[PROVIDED RECORDS]

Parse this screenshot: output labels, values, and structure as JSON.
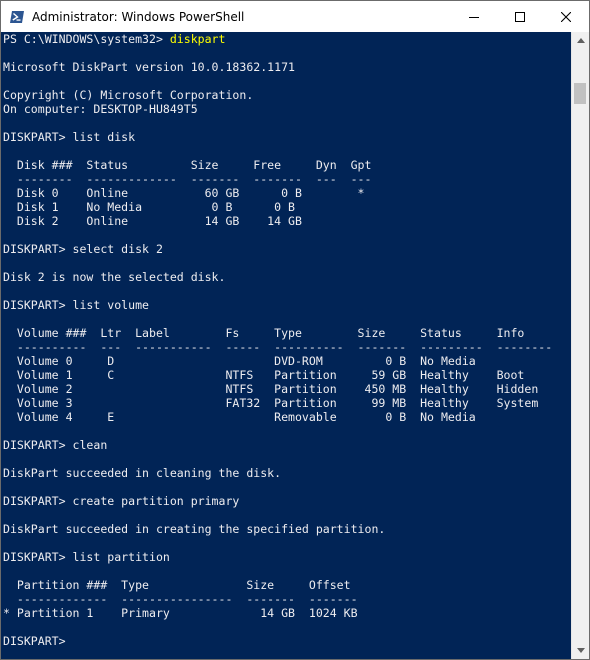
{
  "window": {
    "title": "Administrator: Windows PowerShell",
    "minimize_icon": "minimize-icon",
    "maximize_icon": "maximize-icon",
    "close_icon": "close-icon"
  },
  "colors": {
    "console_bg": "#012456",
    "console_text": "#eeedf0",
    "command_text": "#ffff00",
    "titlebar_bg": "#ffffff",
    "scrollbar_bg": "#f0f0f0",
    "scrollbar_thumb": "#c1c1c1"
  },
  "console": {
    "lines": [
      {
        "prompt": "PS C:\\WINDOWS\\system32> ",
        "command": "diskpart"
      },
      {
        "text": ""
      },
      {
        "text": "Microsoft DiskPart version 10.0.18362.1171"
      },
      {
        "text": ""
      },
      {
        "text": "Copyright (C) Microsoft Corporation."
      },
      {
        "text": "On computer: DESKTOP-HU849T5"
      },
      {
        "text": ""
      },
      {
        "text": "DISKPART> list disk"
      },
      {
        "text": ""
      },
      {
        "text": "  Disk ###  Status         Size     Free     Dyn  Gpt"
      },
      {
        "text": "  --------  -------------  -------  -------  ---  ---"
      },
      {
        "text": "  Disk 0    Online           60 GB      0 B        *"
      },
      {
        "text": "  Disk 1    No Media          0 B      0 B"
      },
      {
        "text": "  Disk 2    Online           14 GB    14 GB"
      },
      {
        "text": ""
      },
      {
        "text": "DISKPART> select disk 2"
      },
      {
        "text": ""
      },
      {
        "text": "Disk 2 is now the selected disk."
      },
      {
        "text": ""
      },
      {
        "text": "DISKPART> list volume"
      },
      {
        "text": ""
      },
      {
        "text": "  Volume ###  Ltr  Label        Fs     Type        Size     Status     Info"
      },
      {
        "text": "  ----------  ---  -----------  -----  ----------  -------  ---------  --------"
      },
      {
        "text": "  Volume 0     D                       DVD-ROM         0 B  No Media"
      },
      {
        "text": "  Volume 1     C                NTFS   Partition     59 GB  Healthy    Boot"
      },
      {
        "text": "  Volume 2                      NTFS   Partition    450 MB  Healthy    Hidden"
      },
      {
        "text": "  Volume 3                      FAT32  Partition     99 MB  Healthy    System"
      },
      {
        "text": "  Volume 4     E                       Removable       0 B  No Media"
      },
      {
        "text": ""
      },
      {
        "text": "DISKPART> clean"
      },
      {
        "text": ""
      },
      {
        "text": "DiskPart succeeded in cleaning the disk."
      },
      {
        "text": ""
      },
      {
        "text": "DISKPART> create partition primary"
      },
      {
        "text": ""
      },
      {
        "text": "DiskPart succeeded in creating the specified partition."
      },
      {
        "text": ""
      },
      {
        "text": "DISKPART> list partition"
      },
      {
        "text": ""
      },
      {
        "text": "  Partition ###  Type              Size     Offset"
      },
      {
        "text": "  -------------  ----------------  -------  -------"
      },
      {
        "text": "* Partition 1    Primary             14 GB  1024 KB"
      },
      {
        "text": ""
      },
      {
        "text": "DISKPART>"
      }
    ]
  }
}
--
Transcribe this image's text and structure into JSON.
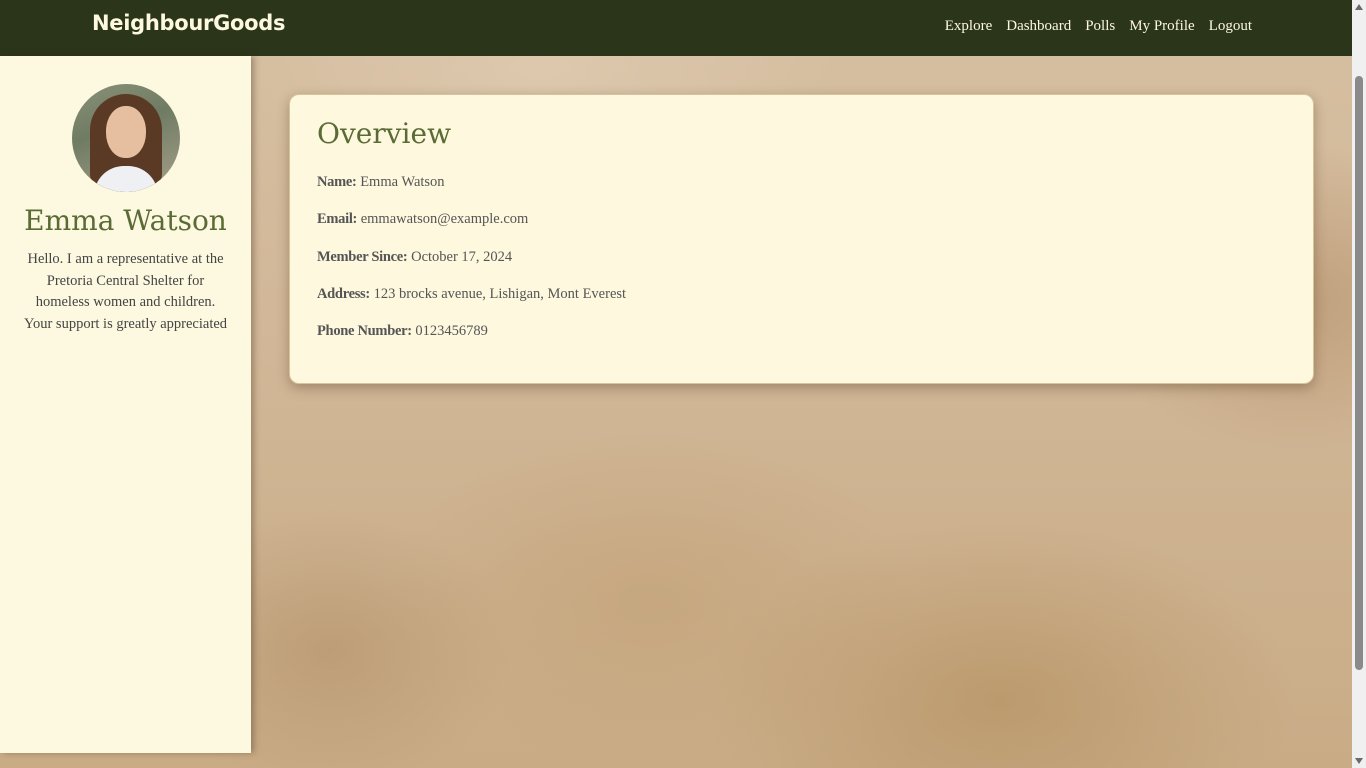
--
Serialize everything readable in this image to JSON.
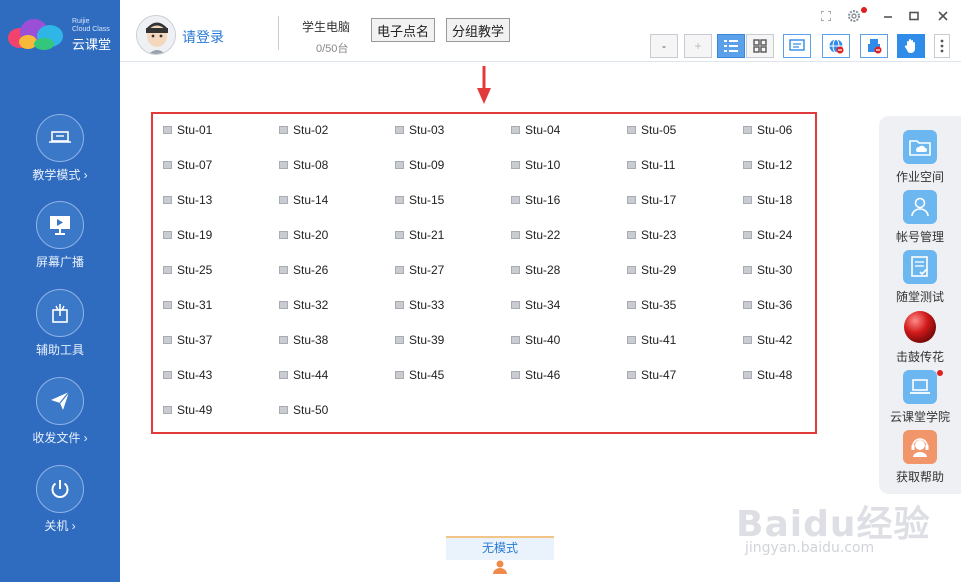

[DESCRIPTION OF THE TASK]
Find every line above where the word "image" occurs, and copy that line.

[EXERCISE SOLUTION]
Transcribe this image's text and structure into JSON.
Serialize everything readable in this image to JSON.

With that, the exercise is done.